Mealybugs are related to aphids and feed by sucking plant sap, they cause damage directly via feeding and also by attracting sooty mould growth on plants through the secretion of honeydew, a by-product of sap feeding which is rich in sugars attracting species such as ants which will deter predatory species. Most mealybug species will target the stems and veins of plants however, some species will attack roots with this pest also able to transmit viruses but usually via tropical plants.
Originating from tropical and subtropical regions, they are serious pests within the industry, they are able to thrive within protected structures, most particularly in areas such as atriums with slow growing plants. They are also common in botanic gardens, interior landscapes and in commercial ornamental and edible crops, especially pepper and tomato.
Mealybug populations can persist all year round given the right environmental conditions with adults able to survive for a number of months on inert surfaces such as canes, ties and pots.
Cryptolaemus ladybirds and other biologicals are available for control under warmer conditions. Lacewing larvae also feed on mealybug nymphs. Hypoaspis may feed on root mealybug as well as other types that drop onto the growing media surface. A pheromone is available for the citrus mealybug that attracts the winged adult males of several species. For further information on our biological controls, please see below.
The lifecycle of a mealybug is different for both males and females from the 2nd instar growth stage onwards, first transitioning from egg to crawler to 2nd instar where, the female will start to develop the white waxy material which is a key identifying feature of this pest, and finally onto a fully developed adult female.
The males at the 2nd instar growth stage will breakaway and form a waxy pupa cocoon and finally develop into flying males, able to migrate across a glasshouse with a very short lifespan due to the fact they have no mouth parts.
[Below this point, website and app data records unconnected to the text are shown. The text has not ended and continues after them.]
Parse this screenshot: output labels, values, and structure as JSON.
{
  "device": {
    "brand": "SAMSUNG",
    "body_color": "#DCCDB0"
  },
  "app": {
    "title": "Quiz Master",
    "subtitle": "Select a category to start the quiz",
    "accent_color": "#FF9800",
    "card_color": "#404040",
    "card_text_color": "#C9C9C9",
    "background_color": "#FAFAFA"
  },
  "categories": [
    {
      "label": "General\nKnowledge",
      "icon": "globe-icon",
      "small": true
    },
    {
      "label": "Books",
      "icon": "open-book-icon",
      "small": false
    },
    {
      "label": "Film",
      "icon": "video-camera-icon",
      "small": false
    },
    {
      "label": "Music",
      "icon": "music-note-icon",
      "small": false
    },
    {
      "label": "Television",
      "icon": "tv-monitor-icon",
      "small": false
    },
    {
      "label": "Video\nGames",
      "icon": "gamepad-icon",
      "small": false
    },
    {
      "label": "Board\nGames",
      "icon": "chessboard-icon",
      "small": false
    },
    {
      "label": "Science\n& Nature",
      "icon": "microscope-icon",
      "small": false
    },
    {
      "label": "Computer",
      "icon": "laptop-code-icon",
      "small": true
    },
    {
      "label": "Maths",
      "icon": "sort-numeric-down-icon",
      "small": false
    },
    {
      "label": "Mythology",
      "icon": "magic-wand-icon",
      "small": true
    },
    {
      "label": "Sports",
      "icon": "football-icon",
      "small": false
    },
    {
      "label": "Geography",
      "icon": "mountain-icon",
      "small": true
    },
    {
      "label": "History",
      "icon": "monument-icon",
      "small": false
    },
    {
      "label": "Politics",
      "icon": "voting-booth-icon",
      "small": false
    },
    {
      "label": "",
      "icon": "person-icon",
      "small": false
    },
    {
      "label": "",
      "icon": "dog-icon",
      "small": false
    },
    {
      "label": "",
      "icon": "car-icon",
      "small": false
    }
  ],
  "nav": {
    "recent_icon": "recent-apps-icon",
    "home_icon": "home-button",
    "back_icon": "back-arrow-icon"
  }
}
Listed below are three key mealybug species that present an issue for growers, please get in touch with us if you have any questions or concerns regarding potential mealybug infestations.
• Glasshouse mealybug, Pseudococcus viburni
Originating from South America, this species has the potential to be a major pest on crops including, tomato and pepper crops under protected environments. Identified by the white waxy coating on the body with filaments around the body structure and two filaments protruding to 20-50% of the body size.
• Citrus mealybug, Planococcus citri
This species is waxy coated and can be identified by the 18 pairs of waxy filaments surrounding the body with two slightly longer tail filaments and a dark band down the centre of the body which is absent of wax.
• Long-tailed mealybug, Pseudococcus longispinus
This species is wax coated and similar to citrus mealybug having a dark band down the centre of the body. They are best identified by the long tail filaments which are approximately the same length as the body. This species also has a slightly different lifecycle in that it gives birth to live young which remain close to the parent.
Please click the links below for biological control options for mealybug control.
This ladybird species originating in Australia is a voracious predator of mealybug with both adults and larvae being predatory. Temperature is an important factor with this species and requires an environment of approximately 16 ˚C however, temperatures above this are advised for development up to 30˚C, below 9˚C there is no activity. The adults can fly so distribute evenly across the affected areas and apply later in the day during reduced light hours or under a fleece to minimise losses through vents or openings.
Identification is key regarding the mealybug species when selecting this predator as Long-tailed mealybug is not as effectively controlled by this predator due to the viviparous nature of the pest (giving birth to live young) and the Australian ladybird requiring an egg mass to lay their eggs in, with 200 to 700 eggs laid in each mealybug eggs mass.
They also have a polyphagous diet, feeding on scale insect and aphids when mealybug is at low populations.
This species is a very useful generalist predator feeding mainly on aphid but will also predate mealybug, scale insect, thrips, spider mites, whitefly, and young caterpillars. Fargro offers this predator in loose product larvae and application should be made evenly across the affected area, the larvae can be cannibalistic if food is scarce so product should not be heaped in close proximity.